That year, Mr. Crump was accused of murdering Mary Pinchot Meyer by the C&O Canal in Washington because he was spotted near the crime scene not long after the horrific act occurred. There was no murder weapon nor any physical evidence proving that Mr. Crump was the killer–in fact, there wasn’t even a preliminary hearing. He was arrested simply on the word of a witness who claimed to see Mr. Crump standing over the victim’s body. Dovey Johnson Roundtree took on Mr. Crump as a client, convinced of his innocence. The fee for her renowned legal services? $1. The prosecution viewed this case a slam dunk conviction, but not Ms. Roundtree–even after Mr. Crump’s alibi witness disappeared before trial. All she had left was Mr. Crump’s word and a police document overlooked by the prosecution, which provided a description of a suspect who did not fit Mr. Crump’s physical profile.

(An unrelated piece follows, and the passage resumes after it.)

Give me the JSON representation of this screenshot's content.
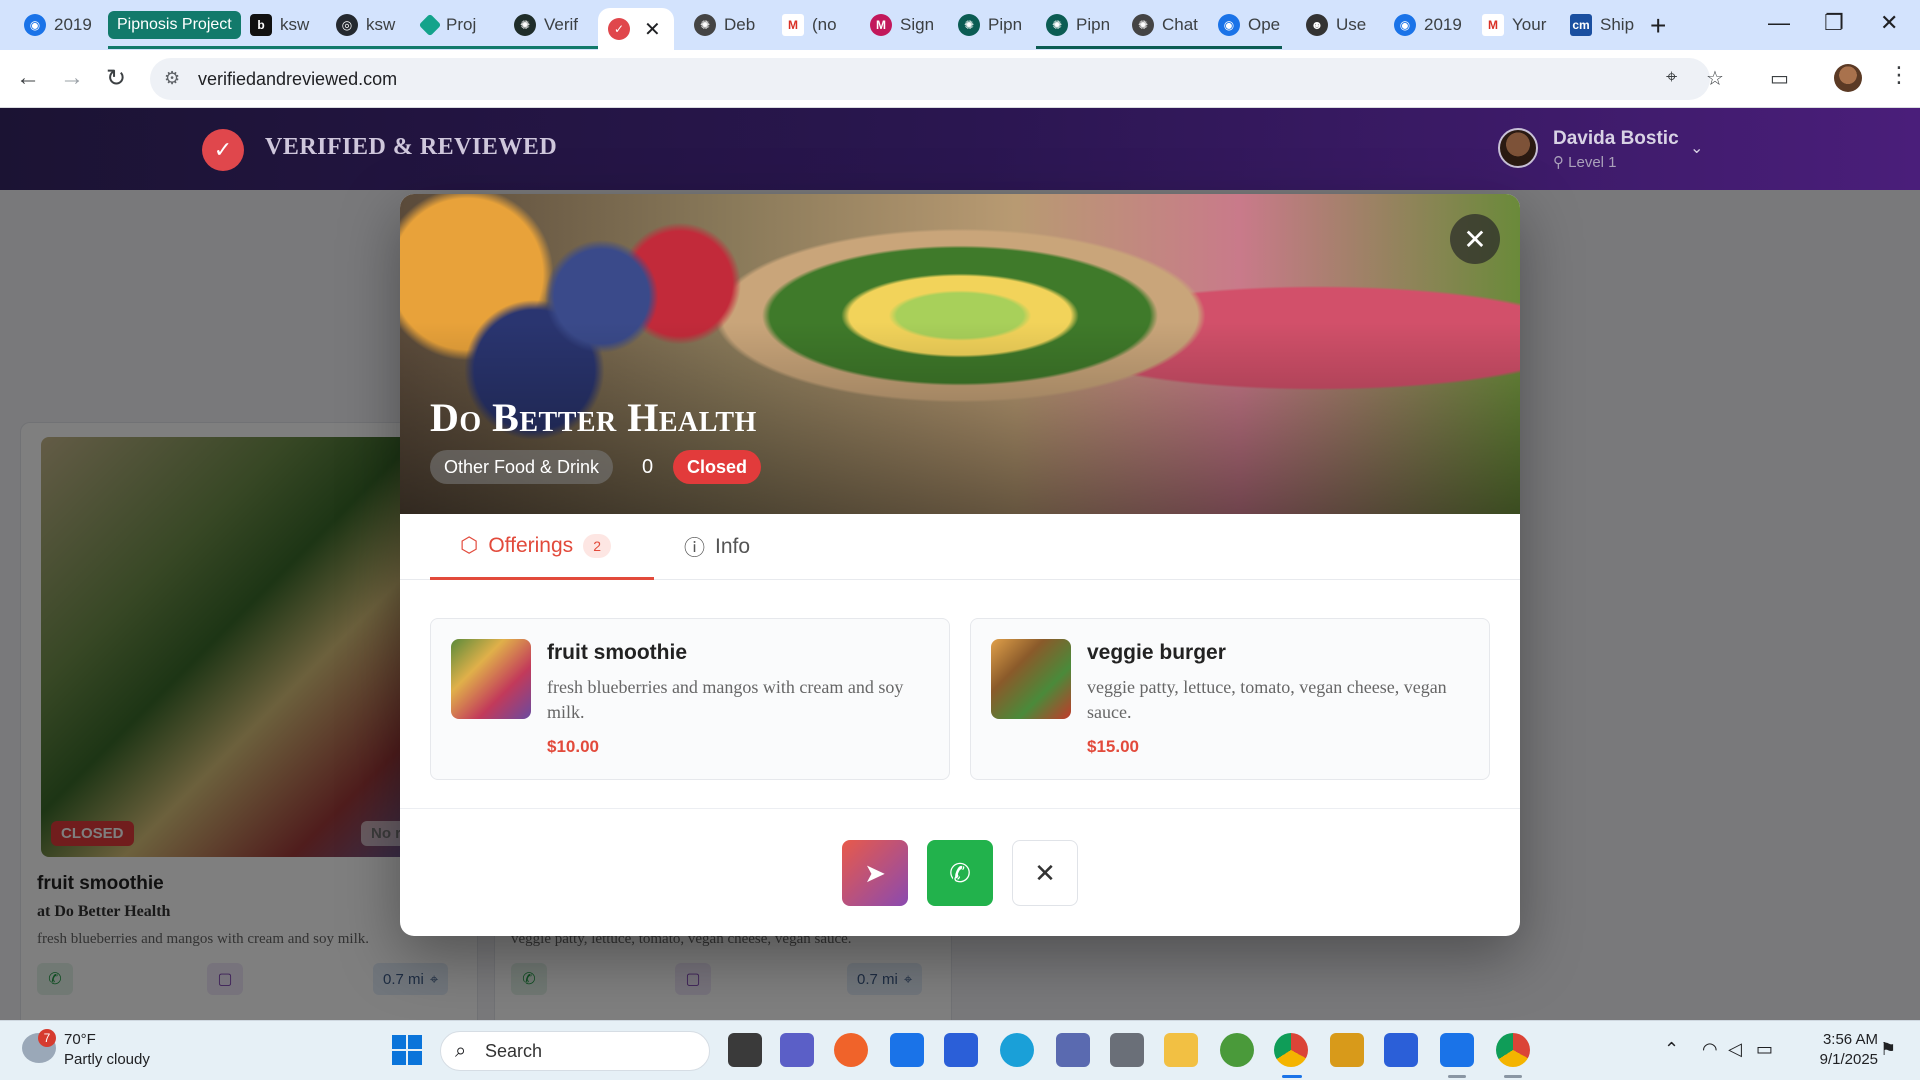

So, Ms. Roundtree took on the United States government in defense of her client in late July of 1965, using her laser-sharp cross-examination skills to tear apart the state’s witnesses and keeping the secret document under wraps for the time being. This was the most sensational murder case of the 1960s, and here was a female African American attorney fighting a solo battle against the United States Attorney’s office–and winning. Mr. Crump was acquitted of all charges, and Ms. Roundtree forever earned a place amongst Washington’s elite by simply doing her job better than others.
This landmark case served as a beacon of hope for both Black and female lawyers for generations to come. And the victory resulted in Ms. Roundtree becoming one of Washington, DC’s most sought-after criminal defense attorneys.

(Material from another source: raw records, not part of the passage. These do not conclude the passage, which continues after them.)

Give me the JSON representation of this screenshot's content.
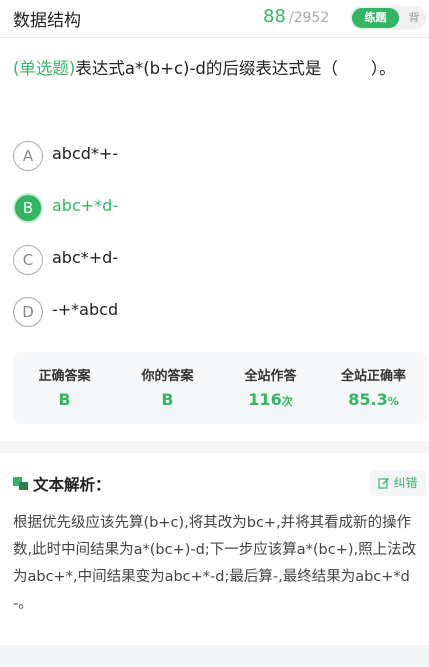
{
  "header": {
    "title": "数据结构",
    "current": "88",
    "separator": "/",
    "total": "2952",
    "mode_practice": "练题",
    "mode_memorize": "背"
  },
  "question": {
    "type_label": "(单选题)",
    "stem": "表达式a*(b+c)-d的后缀表达式是（　　）。"
  },
  "options": [
    {
      "letter": "A",
      "text": "abcd*+-",
      "selected": false
    },
    {
      "letter": "B",
      "text": "abc+*d-",
      "selected": true
    },
    {
      "letter": "C",
      "text": "abc*+d-",
      "selected": false
    },
    {
      "letter": "D",
      "text": "-+*abcd",
      "selected": false
    }
  ],
  "stats": {
    "correct_answer_label": "正确答案",
    "correct_answer": "B",
    "your_answer_label": "你的答案",
    "your_answer": "B",
    "site_attempts_label": "全站作答",
    "site_attempts": "116",
    "site_attempts_unit": "次",
    "site_accuracy_label": "全站正确率",
    "site_accuracy": "85.3",
    "site_accuracy_unit": "%"
  },
  "analysis": {
    "icon": "analysis-icon",
    "title": "文本解析：",
    "report_label": "纠错",
    "body": "根据优先级应该先算(b+c),将其改为bc+,并将其看成新的操作数,此时中间结果为a*(bc+)-d;下一步应该算a*(bc+),照上法改为abc+*,中间结果变为abc+*-d;最后算-,最终结果为abc+*d-。"
  },
  "colors": {
    "accent": "#33b663",
    "muted": "#aaaaaa",
    "stats_bg": "#f6f7f8"
  }
}
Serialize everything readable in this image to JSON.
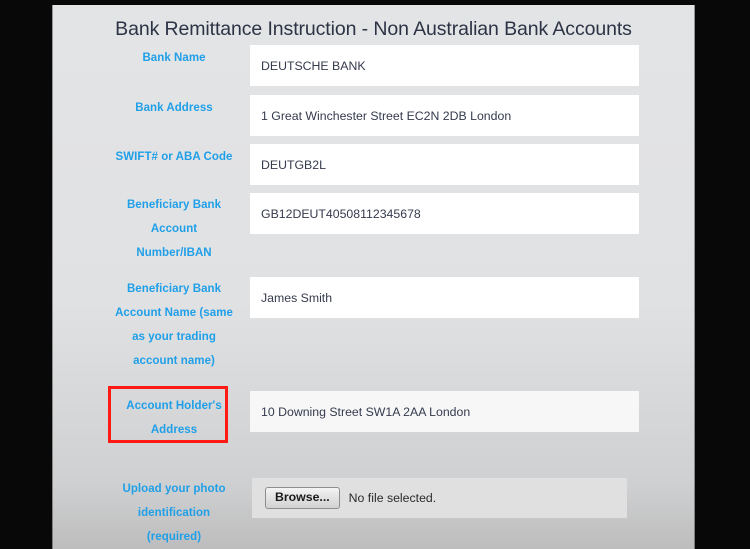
{
  "page": {
    "title": "Bank Remittance Instruction - Non Australian Bank Accounts",
    "accent_blue": "#1F9FE8",
    "title_color": "#2c3345",
    "highlight_color": "#FF1A14",
    "panel_background": "#e0e1e3"
  },
  "fields": [
    {
      "name": "bank-name",
      "label_lines": [
        "Bank Name"
      ],
      "value": "DEUTSCHE BANK",
      "tinted": false
    },
    {
      "name": "bank-address",
      "label_lines": [
        "Bank Address"
      ],
      "value": "1 Great Winchester Street EC2N 2DB London",
      "tinted": false
    },
    {
      "name": "swift-aba-code",
      "label_lines": [
        "SWIFT# or ABA Code"
      ],
      "value": "DEUTGB2L",
      "tinted": false
    },
    {
      "name": "beneficiary-account-number",
      "label_lines": [
        "Beneficiary Bank",
        "Account",
        "Number/IBAN"
      ],
      "value": "GB12DEUT40508112345678",
      "tinted": false
    },
    {
      "name": "beneficiary-account-name",
      "label_lines": [
        "Beneficiary Bank",
        "Account Name (same",
        "as your trading",
        "account name)"
      ],
      "value": "James Smith",
      "tinted": false
    },
    {
      "name": "account-holder-address",
      "label_lines": [
        "Account Holder's",
        "Address"
      ],
      "value": "10 Downing Street SW1A 2AA London",
      "tinted": true
    }
  ],
  "upload": {
    "label_lines": [
      "Upload your photo",
      "identification",
      "(required)"
    ],
    "browse_label": "Browse...",
    "status_text": "No file selected."
  },
  "annotation": {
    "name": "account-holder-address-highlight",
    "color": "#FF1A14"
  }
}
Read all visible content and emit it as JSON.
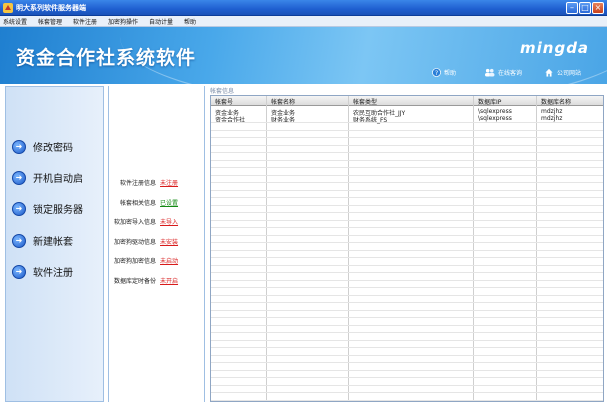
{
  "window": {
    "title": "明大系列软件服务器端"
  },
  "menu": [
    "系统设置",
    "帐套管理",
    "软件注册",
    "加密狗操作",
    "自动计量",
    "帮助"
  ],
  "banner": {
    "title": "资金合作社系统软件",
    "brand": "mingda",
    "links": [
      {
        "label": "帮助",
        "icon": "help-icon"
      },
      {
        "label": "在线客询",
        "icon": "people-icon"
      },
      {
        "label": "公司网站",
        "icon": "home-icon"
      }
    ]
  },
  "sidebar": {
    "items": [
      {
        "label": "修改密码",
        "icon": "arrow-right-icon"
      },
      {
        "label": "开机自动启",
        "icon": "arrow-right-icon"
      },
      {
        "label": "锁定服务器",
        "icon": "arrow-right-icon"
      },
      {
        "label": "新建帐套",
        "icon": "arrow-right-icon"
      },
      {
        "label": "软件注册",
        "icon": "arrow-right-icon"
      }
    ]
  },
  "info": {
    "rows": [
      {
        "label": "软件注册信息",
        "status": "未注册",
        "color": "#d81b1b"
      },
      {
        "label": "帐套相关信息",
        "status": "已设置",
        "color": "#138a13"
      },
      {
        "label": "软加密导入信息",
        "status": "未导入",
        "color": "#d81b1b"
      },
      {
        "label": "加密狗驱动信息",
        "status": "未安装",
        "color": "#d81b1b"
      },
      {
        "label": "加密狗加密信息",
        "status": "未启动",
        "color": "#d81b1b"
      },
      {
        "label": "数据库定时备份",
        "status": "未开启",
        "color": "#d81b1b"
      }
    ]
  },
  "accounts": {
    "group_label": "帐套信息",
    "columns": [
      "帐套号",
      "帐套名称",
      "帐套类型",
      "数据库IP",
      "数据库名称"
    ],
    "rows": [
      [
        "资金业务",
        "资金业务",
        "农民互助合作社_JJY",
        "\\sqlexpress",
        "mdzjhz"
      ],
      [
        "资金合作社",
        "财务业务",
        "财务系统_FS",
        "\\sqlexpress",
        "mdzjhz"
      ]
    ]
  }
}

Later on, she merged her ministry at Allen Chapel AME Church with her law practice and moved away from criminal defense law and toward family law. In this capacity, Ms. Roundtree focused her efforts fighting for the welfare of families and children until she retired from law in 1996. Upon her retirement, the accolades flooded in. She was the recipient of the American Bar Association’s 2000 Margaret Brent Women Lawyers of Achievement Award as well as the Janet B. Reno Torchbearer Award in 2011 from the Women’s Bar Association of the District of Columbia, the organization she’d integrated in 1962. Dovey Roundtree died in 2018 in Charlotte at the age of 104. Her legacy continues through the Dovey Johnson Roundtree Educational Trust, which funds scholarships to Spelman College and Howard Law School students.
While these history-making women have flown under the recognition radar, that doesn’t diminish the importance and significance of their accomplishments. In fact, in a way, it makes them even more impressive. After all, what would today’s entertainment landscape look like without Sheila Johnson’s contributions? Would there be as many successful female physicians if not for Mary Putnam Jacobi paving the way? The legal profession certainly would be lacking brilliant women–especially African American women–without Dovey Johnson Roundtree. These women are true pioneers to be celebrated this Women’s History Month and beyond.
What other trailblazing women do you think should be recognized during Women’s History Month? Leave a comment below!